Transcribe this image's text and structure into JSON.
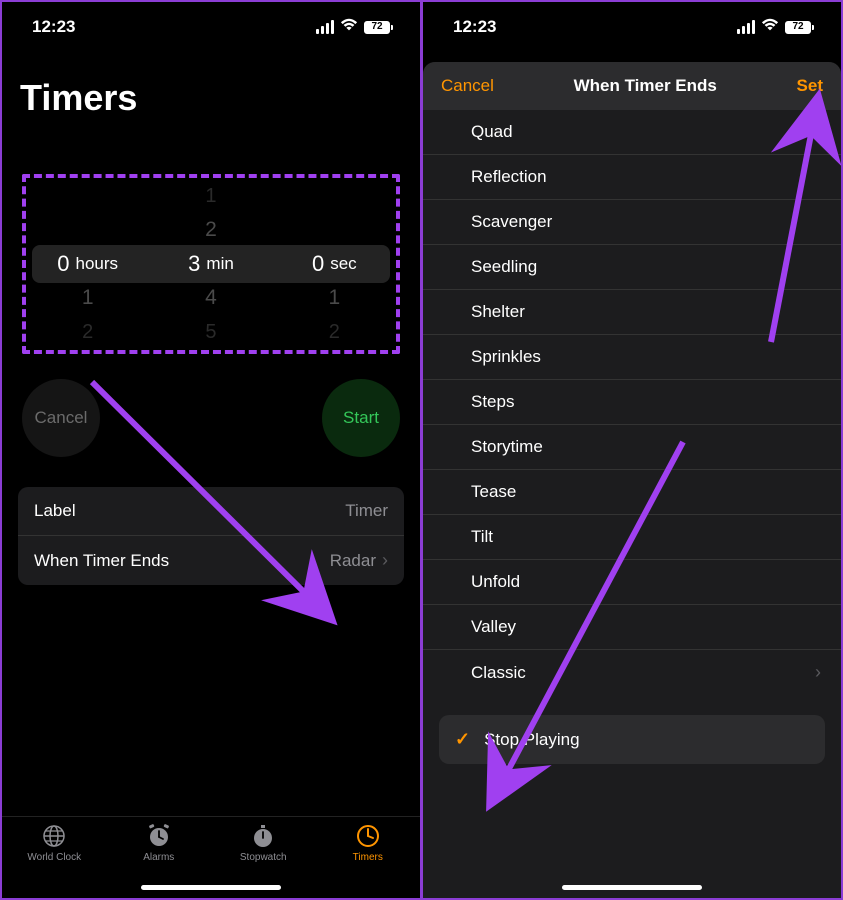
{
  "statusBar": {
    "time": "12:23",
    "battery": "72"
  },
  "left": {
    "title": "Timers",
    "picker": {
      "hours": {
        "selected": "0",
        "unit": "hours",
        "below1": "1",
        "below2": "2"
      },
      "minutes": {
        "above2": "1",
        "above1": "2",
        "selected": "3",
        "unit": "min",
        "below1": "4",
        "below2": "5"
      },
      "seconds": {
        "selected": "0",
        "unit": "sec",
        "below1": "1",
        "below2": "2"
      }
    },
    "buttons": {
      "cancel": "Cancel",
      "start": "Start"
    },
    "settings": {
      "labelKey": "Label",
      "labelVal": "Timer",
      "endsKey": "When Timer Ends",
      "endsVal": "Radar"
    },
    "tabs": {
      "worldClock": "World Clock",
      "alarms": "Alarms",
      "stopwatch": "Stopwatch",
      "timers": "Timers"
    }
  },
  "right": {
    "header": {
      "cancel": "Cancel",
      "title": "When Timer Ends",
      "set": "Set"
    },
    "sounds": [
      "Quad",
      "Reflection",
      "Scavenger",
      "Seedling",
      "Shelter",
      "Sprinkles",
      "Steps",
      "Storytime",
      "Tease",
      "Tilt",
      "Unfold",
      "Valley"
    ],
    "classic": "Classic",
    "stopPlaying": "Stop Playing"
  }
}
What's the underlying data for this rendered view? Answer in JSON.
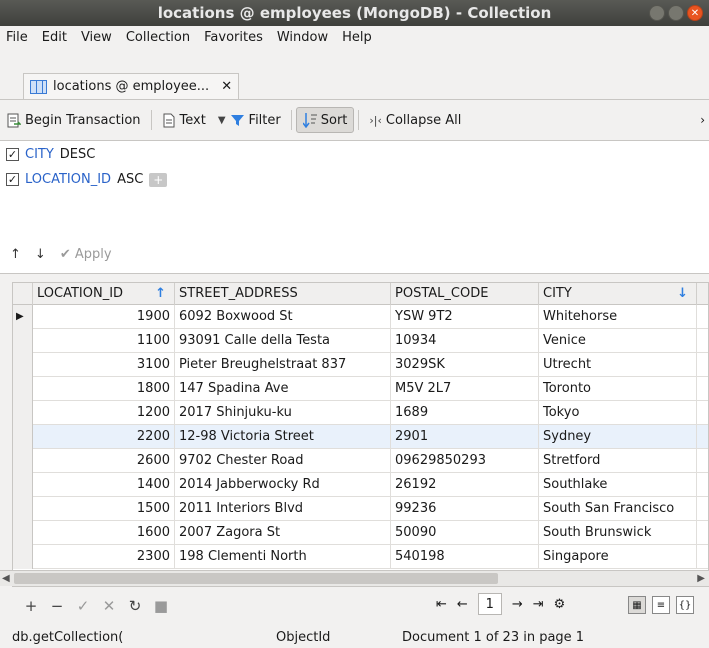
{
  "window": {
    "title": "locations @ employees (MongoDB) - Collection"
  },
  "menu": [
    "File",
    "Edit",
    "View",
    "Collection",
    "Favorites",
    "Window",
    "Help"
  ],
  "tab": {
    "label": "locations @ employee...",
    "close": "✕"
  },
  "toolbar": {
    "begin_transaction": "Begin Transaction",
    "text": "Text",
    "filter": "Filter",
    "sort": "Sort",
    "collapse_all": "Collapse All"
  },
  "sort": {
    "rows": [
      {
        "field": "CITY",
        "direction": "DESC",
        "checked": true
      },
      {
        "field": "LOCATION_ID",
        "direction": "ASC",
        "checked": true
      }
    ],
    "apply_label": "Apply"
  },
  "grid": {
    "columns": [
      "LOCATION_ID",
      "STREET_ADDRESS",
      "POSTAL_CODE",
      "CITY"
    ],
    "rows": [
      [
        "1900",
        "6092 Boxwood St",
        "YSW 9T2",
        "Whitehorse"
      ],
      [
        "1100",
        "93091 Calle della Testa",
        "10934",
        "Venice"
      ],
      [
        "3100",
        "Pieter Breughelstraat 837",
        "3029SK",
        "Utrecht"
      ],
      [
        "1800",
        "147 Spadina Ave",
        "M5V 2L7",
        "Toronto"
      ],
      [
        "1200",
        "2017 Shinjuku-ku",
        "1689",
        "Tokyo"
      ],
      [
        "2200",
        "12-98 Victoria Street",
        "2901",
        "Sydney"
      ],
      [
        "2600",
        "9702 Chester Road",
        "09629850293",
        "Stretford"
      ],
      [
        "1400",
        "2014 Jabberwocky Rd",
        "26192",
        "Southlake"
      ],
      [
        "1500",
        "2011 Interiors Blvd",
        "99236",
        "South San Francisco"
      ],
      [
        "1600",
        "2007 Zagora St",
        "50090",
        "South Brunswick"
      ],
      [
        "2300",
        "198 Clementi North",
        "540198",
        "Singapore"
      ]
    ],
    "highlighted_row": 5
  },
  "pager": {
    "page": "1"
  },
  "status": {
    "query": "db.getCollection(",
    "type": "ObjectId",
    "position": "Document 1 of 23 in page 1"
  }
}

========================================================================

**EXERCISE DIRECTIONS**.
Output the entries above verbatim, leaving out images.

**SOLUTION TO THE PROBLEM**.
Transcribe this image's text and structure into JSON.
{
  "statusBar": {
    "time": "12:23",
    "battery": "72"
  },
  "left": {
    "title": "Timers",
    "picker": {
      "hours": {
        "selected": "0",
        "unit": "hours",
        "below1": "1",
        "below2": "2"
      },
      "minutes": {
        "above2": "1",
        "above1": "2",
        "selected": "3",
        "unit": "min",
        "below1": "4",
        "below2": "5"
      },
      "seconds": {
        "selected": "0",
        "unit": "sec",
        "below1": "1",
        "below2": "2"
      }
    },
    "buttons": {
      "cancel": "Cancel",
      "start": "Start"
    },
    "settings": {
      "labelKey": "Label",
      "labelVal": "Timer",
      "endsKey": "When Timer Ends",
      "endsVal": "Radar"
    },
    "tabs": {
      "worldClock": "World Clock",
      "alarms": "Alarms",
      "stopwatch": "Stopwatch",
      "timers": "Timers"
    }
  },
  "right": {
    "header": {
      "cancel": "Cancel",
      "title": "When Timer Ends",
      "set": "Set"
    },
    "sounds": [
      "Quad",
      "Reflection",
      "Scavenger",
      "Seedling",
      "Shelter",
      "Sprinkles",
      "Steps",
      "Storytime",
      "Tease",
      "Tilt",
      "Unfold",
      "Valley"
    ],
    "classic": "Classic",
    "stopPlaying": "Stop Playing"
  }
}
What's the underlying data for this rendered view? Answer in JSON.
{
  "window": {
    "title": "locations @ employees (MongoDB) - Collection"
  },
  "menu": [
    "File",
    "Edit",
    "View",
    "Collection",
    "Favorites",
    "Window",
    "Help"
  ],
  "tab": {
    "label": "locations @ employee...",
    "close": "✕"
  },
  "toolbar": {
    "begin_transaction": "Begin Transaction",
    "text": "Text",
    "filter": "Filter",
    "sort": "Sort",
    "collapse_all": "Collapse All"
  },
  "sort": {
    "rows": [
      {
        "field": "CITY",
        "direction": "DESC",
        "checked": true
      },
      {
        "field": "LOCATION_ID",
        "direction": "ASC",
        "checked": true
      }
    ],
    "apply_label": "Apply"
  },
  "grid": {
    "columns": [
      "LOCATION_ID",
      "STREET_ADDRESS",
      "POSTAL_CODE",
      "CITY"
    ],
    "rows": [
      [
        "1900",
        "6092 Boxwood St",
        "YSW 9T2",
        "Whitehorse"
      ],
      [
        "1100",
        "93091 Calle della Testa",
        "10934",
        "Venice"
      ],
      [
        "3100",
        "Pieter Breughelstraat 837",
        "3029SK",
        "Utrecht"
      ],
      [
        "1800",
        "147 Spadina Ave",
        "M5V 2L7",
        "Toronto"
      ],
      [
        "1200",
        "2017 Shinjuku-ku",
        "1689",
        "Tokyo"
      ],
      [
        "2200",
        "12-98 Victoria Street",
        "2901",
        "Sydney"
      ],
      [
        "2600",
        "9702 Chester Road",
        "09629850293",
        "Stretford"
      ],
      [
        "1400",
        "2014 Jabberwocky Rd",
        "26192",
        "Southlake"
      ],
      [
        "1500",
        "2011 Interiors Blvd",
        "99236",
        "South San Francisco"
      ],
      [
        "1600",
        "2007 Zagora St",
        "50090",
        "South Brunswick"
      ],
      [
        "2300",
        "198 Clementi North",
        "540198",
        "Singapore"
      ]
    ],
    "highlighted_row": 5
  },
  "pager": {
    "page": "1"
  },
  "status": {
    "query": "db.getCollection(",
    "type": "ObjectId",
    "position": "Document 1 of 23 in page 1"
  }
}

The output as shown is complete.